### [WORK TO BE COMPLETED]
Tally the lines below that contain the word "distance", then give the tally and nothing more.

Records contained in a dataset
-- -- --

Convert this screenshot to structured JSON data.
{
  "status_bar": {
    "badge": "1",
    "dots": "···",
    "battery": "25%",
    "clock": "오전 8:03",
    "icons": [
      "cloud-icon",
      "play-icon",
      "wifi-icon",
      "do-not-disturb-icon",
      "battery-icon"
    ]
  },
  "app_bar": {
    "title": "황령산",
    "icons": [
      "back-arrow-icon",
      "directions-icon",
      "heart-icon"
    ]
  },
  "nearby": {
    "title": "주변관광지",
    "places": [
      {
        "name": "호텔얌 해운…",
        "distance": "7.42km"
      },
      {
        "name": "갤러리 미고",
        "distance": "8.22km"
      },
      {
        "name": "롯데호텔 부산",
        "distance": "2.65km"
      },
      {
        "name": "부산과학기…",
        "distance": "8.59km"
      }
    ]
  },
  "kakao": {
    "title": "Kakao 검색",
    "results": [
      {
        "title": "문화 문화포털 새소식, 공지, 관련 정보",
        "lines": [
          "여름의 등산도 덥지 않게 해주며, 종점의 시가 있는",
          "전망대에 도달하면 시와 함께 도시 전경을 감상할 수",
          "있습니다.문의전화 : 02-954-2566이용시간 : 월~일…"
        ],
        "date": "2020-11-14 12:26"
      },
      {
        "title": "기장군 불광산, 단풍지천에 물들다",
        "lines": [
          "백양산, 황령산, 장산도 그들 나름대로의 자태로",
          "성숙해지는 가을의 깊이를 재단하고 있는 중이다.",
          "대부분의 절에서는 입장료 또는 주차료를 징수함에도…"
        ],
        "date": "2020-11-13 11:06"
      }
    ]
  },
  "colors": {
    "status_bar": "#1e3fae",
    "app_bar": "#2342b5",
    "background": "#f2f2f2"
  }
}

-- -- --

### [ANSWER FOR THE TASK]
4